First, to be clear, Judge Michel did not attend my presentation, and certainly did not comment on any aspect of it, or of the SLANTS case. Judge Michel was the CIPLA’s keynote speaker. He gave a great presentation about major changes in patent law that will affect patent prosecution, enforcement and litigation in the next few years. He was not sanguine. I am not going to summarize them here; they’d be off topic and I would not do them justice. Besides observing upon meeting and chatting with him briefly that Judge Michel is personally charming and gracious, even I, someone who is not a patent lawyer, was struck by his command over every aspect of his topic. I particularly enjoyed how he decried a pet peeve of mine — that judicial fetish, the “multi-part” test, which he described as a creature of constitutional law that is making an utter hash out of patent jurisprudence. That bit alone would have been worth the price of admission (or a trip to Cleveland in early March).
What struck me, however, was a comment he made at the end of his speech, when he extrapolated the likely effect on patent law of a number of judicial trends, both in the district courts and the Federal Circuit, that gave him great pause. After laying out a fairly intimidating future, he stopped and he said — this former judge’s judge, with 22 years on the bench behind him — “Of course, none of these are decisions judges should be making in the first place.” These were, he said, policy decisions — calls that should be made by legislators, not judges.

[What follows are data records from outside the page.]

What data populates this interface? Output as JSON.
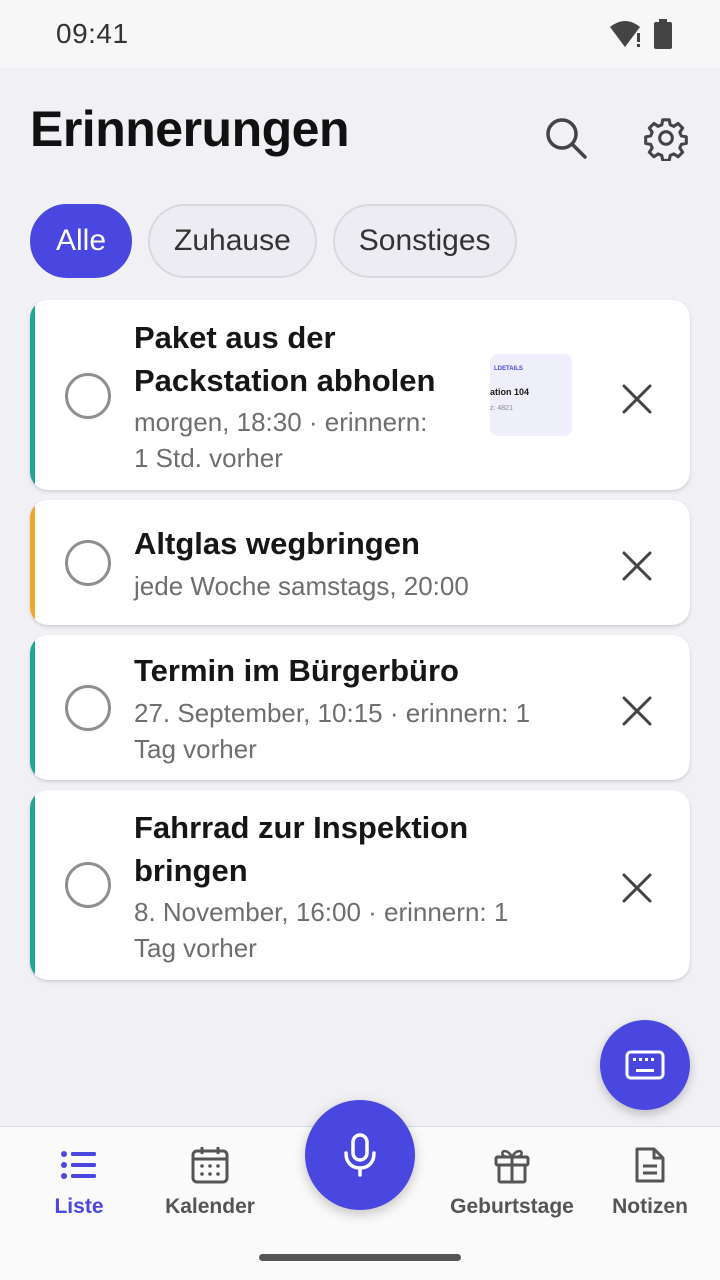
{
  "status_bar": {
    "time": "09:41",
    "icons": [
      "wifi-icon",
      "battery-icon"
    ]
  },
  "header": {
    "title": "Erinnerungen",
    "search_icon": "search-icon",
    "settings_icon": "gear-icon"
  },
  "filters": [
    {
      "label": "Alle",
      "active": true
    },
    {
      "label": "Zuhause",
      "active": false
    },
    {
      "label": "Sonstiges",
      "active": false
    }
  ],
  "reminders": [
    {
      "title_lines": [
        "Paket aus der",
        "Packstation abholen"
      ],
      "sub_lines": [
        "morgen, 18:30 · erinnern:",
        "1 Std. vorher"
      ],
      "stripe_color": "#1aa894",
      "thumbnail": {
        "line1": "LDETAILS",
        "line2": "ation 104",
        "line3": "z: 4821"
      }
    },
    {
      "title_lines": [
        "Altglas wegbringen"
      ],
      "sub_lines": [
        "jede Woche samstags, 20:00"
      ],
      "stripe_color": "#f2a52b"
    },
    {
      "title_lines": [
        "Termin im Bürgerbüro"
      ],
      "sub_lines": [
        "27. September, 10:15 · erinnern: 1",
        "Tag vorher"
      ],
      "stripe_color": "#1aa894"
    },
    {
      "title_lines": [
        "Fahrrad zur Inspektion",
        "bringen"
      ],
      "sub_lines": [
        "8. November, 16:00 · erinnern: 1",
        "Tag vorher"
      ],
      "stripe_color": "#1aa894"
    }
  ],
  "fab": {
    "icon": "keyboard-icon"
  },
  "bottom_nav": {
    "items": [
      {
        "label": "Liste",
        "icon": "list-icon",
        "active": true
      },
      {
        "label": "Kalender",
        "icon": "calendar-icon",
        "active": false
      },
      {
        "label": "Geburtstage",
        "icon": "gift-icon",
        "active": false
      },
      {
        "label": "Notizen",
        "icon": "note-icon",
        "active": false
      }
    ],
    "center_icon": "microphone-icon"
  },
  "colors": {
    "accent": "#4a47e0",
    "teal": "#1aa894",
    "orange": "#f2a52b"
  }
}
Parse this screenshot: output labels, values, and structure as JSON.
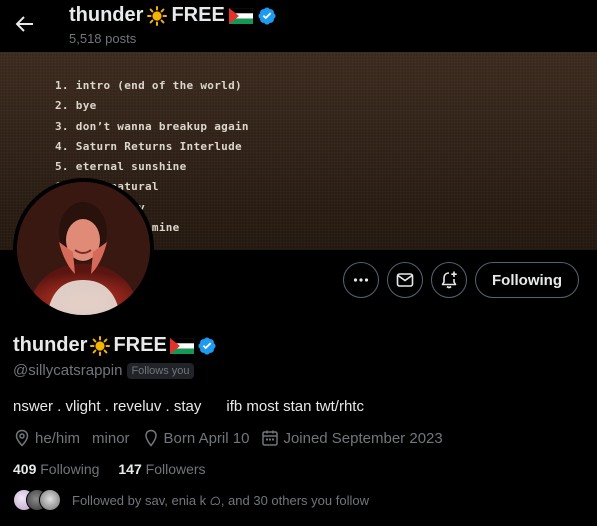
{
  "header": {
    "name": "thunder",
    "name_suffix": "FREE",
    "posts_count": "5,518 posts"
  },
  "banner": {
    "tracks": [
      "1. intro (end of the world)",
      "2. bye",
      "3. don’t wanna breakup again",
      "4. Saturn Returns Interlude",
      "5. eternal sunshine",
      "6. supernatural",
      "7. true story",
      "8. the boy is mine"
    ]
  },
  "actions": {
    "following_label": "Following"
  },
  "profile": {
    "name": "thunder",
    "name_suffix": "FREE",
    "handle": "@sillycatsrappin",
    "follows_you": "Follows you",
    "bio": "nswer . vlight . reveluv . stay      ifb most stan twt/rhtc",
    "pronouns": "he/him",
    "location": "minor",
    "birthday": "Born April 10",
    "joined": "Joined September 2023",
    "following_count": "409",
    "following_label": "Following",
    "followers_count": "147",
    "followers_label": "Followers",
    "followed_by": "Followed by sav, enia k ᜊ, and 30 others you follow"
  },
  "colors": {
    "verified": "#1d9bf0",
    "muted": "#71767b",
    "text": "#e7e9ea",
    "sun": "#f4b400"
  },
  "icons": [
    "back-arrow-icon",
    "sun-emoji-icon",
    "palestine-flag-icon",
    "verified-badge-icon",
    "more-icon",
    "message-icon",
    "notify-icon",
    "pronouns-icon",
    "location-icon",
    "calendar-icon"
  ]
}
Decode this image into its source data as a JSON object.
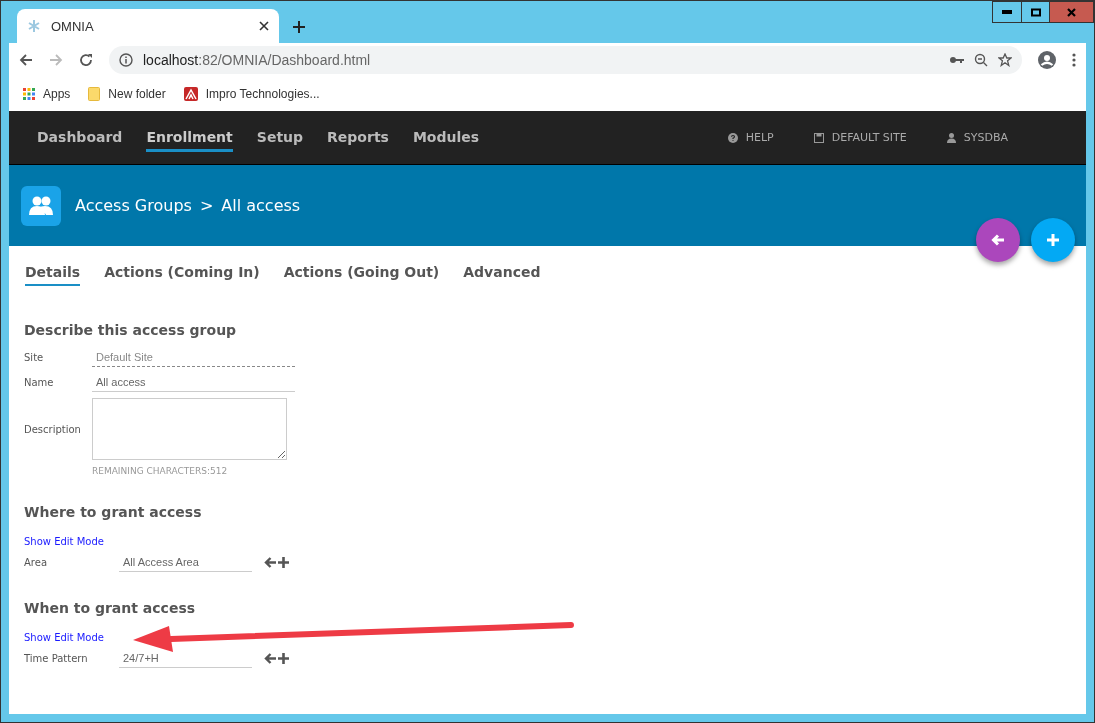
{
  "browser": {
    "tab_title": "OMNIA",
    "url_host": "localhost",
    "url_path": ":82/OMNIA/Dashboard.html",
    "bookmarks": [
      {
        "kind": "apps",
        "label": "Apps"
      },
      {
        "kind": "folder",
        "label": "New folder"
      },
      {
        "kind": "site",
        "label": "Impro Technologies..."
      }
    ]
  },
  "nav": {
    "items": [
      {
        "label": "Dashboard",
        "selected": false
      },
      {
        "label": "Enrollment",
        "selected": true
      },
      {
        "label": "Setup",
        "selected": false
      },
      {
        "label": "Reports",
        "selected": false
      },
      {
        "label": "Modules",
        "selected": false
      }
    ],
    "right": [
      {
        "kind": "help",
        "label": "HELP"
      },
      {
        "kind": "site",
        "label": "DEFAULT SITE"
      },
      {
        "kind": "user",
        "label": "SYSDBA"
      }
    ]
  },
  "header": {
    "parent": "Access Groups",
    "separator": ">",
    "current": "All access"
  },
  "tabs": [
    {
      "label": "Details",
      "selected": true
    },
    {
      "label": "Actions (Coming In)",
      "selected": false
    },
    {
      "label": "Actions (Going Out)",
      "selected": false
    },
    {
      "label": "Advanced",
      "selected": false
    }
  ],
  "describe": {
    "title": "Describe this access group",
    "site_label": "Site",
    "site_value": "Default Site",
    "name_label": "Name",
    "name_value": "All access",
    "description_label": "Description",
    "remaining": "REMAINING CHARACTERS:512"
  },
  "grants": [
    {
      "title": "Where to grant access",
      "link": "Show Edit Mode",
      "label": "Area",
      "value": "All Access Area"
    },
    {
      "title": "When to grant access",
      "link": "Show Edit Mode",
      "label": "Time Pattern",
      "value": "24/7+H"
    }
  ]
}
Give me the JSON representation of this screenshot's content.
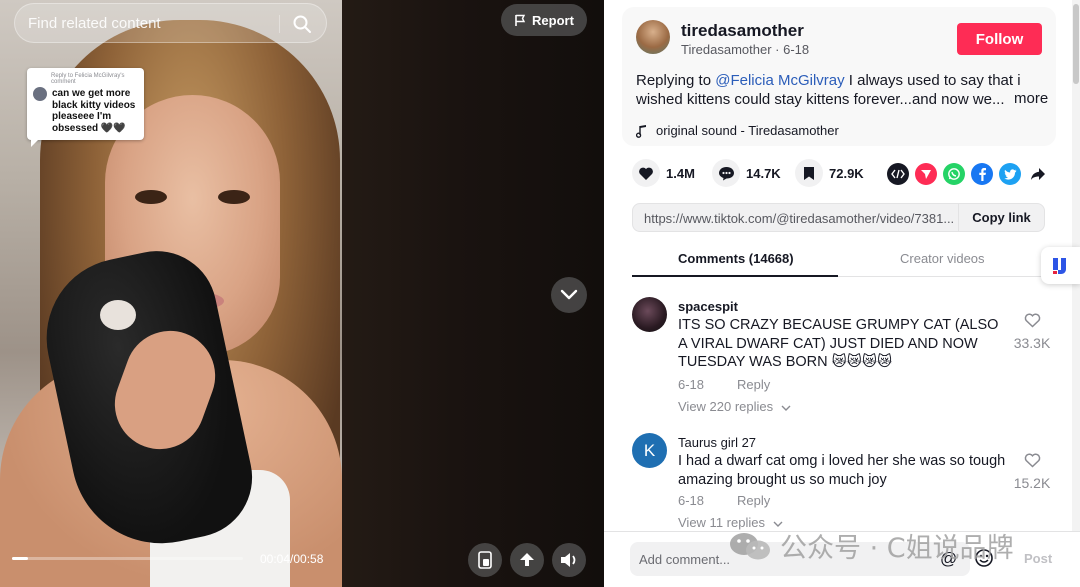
{
  "video": {
    "search_placeholder": "Find related content",
    "report_label": "Report",
    "reply_header": "Reply to Felicia McGilvray's comment",
    "reply_text": "can we get more black kitty videos pleaseee I'm obsessed 🖤🖤",
    "time": "00:04/00:58",
    "progress": 0.069
  },
  "author": {
    "name": "tiredasamother",
    "subtitle": "Tiredasamother · 6-18",
    "follow_label": "Follow",
    "desc_prefix": "Replying to ",
    "desc_mention": "@Felicia McGilvray",
    "desc_rest": " I always used to say that i wished kittens could stay kittens forever...and now we...",
    "more_label": "more",
    "sound": "original sound - Tiredasamother"
  },
  "actions": {
    "likes": "1.4M",
    "comments": "14.7K",
    "saves": "72.9K"
  },
  "link": {
    "url": "https://www.tiktok.com/@tiredasamother/video/7381...",
    "copy_label": "Copy link"
  },
  "tabs": {
    "comments": "Comments (14668)",
    "creator": "Creator videos"
  },
  "comments": [
    {
      "user": "spacespit",
      "text": "ITS SO CRAZY BECAUSE GRUMPY CAT (ALSO A VIRAL DWARF CAT) JUST DIED AND NOW TUESDAY WAS BORN 😿😿😿😿",
      "date": "6-18",
      "reply": "Reply",
      "view_replies": "View 220 replies",
      "likes": "33.3K"
    },
    {
      "user": "Taurus girl 27",
      "avatar_letter": "K",
      "text": "I had a dwarf cat omg i loved her she was so tough amazing brought us so much joy",
      "date": "6-18",
      "reply": "Reply",
      "view_replies": "View 11 replies",
      "likes": "15.2K"
    }
  ],
  "composer": {
    "placeholder": "Add comment...",
    "at_symbol": "@",
    "post_label": "Post"
  },
  "watermark": {
    "text": "公众号 · C姐说品牌"
  },
  "colors": {
    "brand": "#fe2c55",
    "mention": "#2b5db9"
  }
}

And they are calls that, he made it clear, he knew would not be made by legislators.
Oh, they will legislate. They will give us law, they will pander, they will complicate. They will deliver what they are paid to deliver.
But Congress will not make the hard, bona fide policy decisions that it their job to make — not in patent law, as he said. And, as I said, they won’t make them in trademark law, either.
So judges will make them. Or make multi-part tests about them. And then our friends, the hard-working but overworked (thanks again, Congress!) patent and trademark examiners, will try their best to administer these judge-made policies as filtered through their supervisors, doing their best to interpret these multi-part tests to real patent and trademark applications. In the process they will create micro-policy, affected as all such policies are by Washington’s cautious yet expansive bureaucratic culture, calculated to provide formulaic and, if applicable, politically correct answers to complex and esoteric intellectual property questions. These are questions on which may ride fortunes and careers — and, in the case of patents, economies and perhaps lives.
These are questions Congress won’t touch.
So, yeah, I had a really nice time in Cleveland, and I hope I get to back there again soon! Or wherever Judge Paul Michel is speaking… and agreeing with LIKELIHOOD OF CONFUSION®! Whether he knows it or not.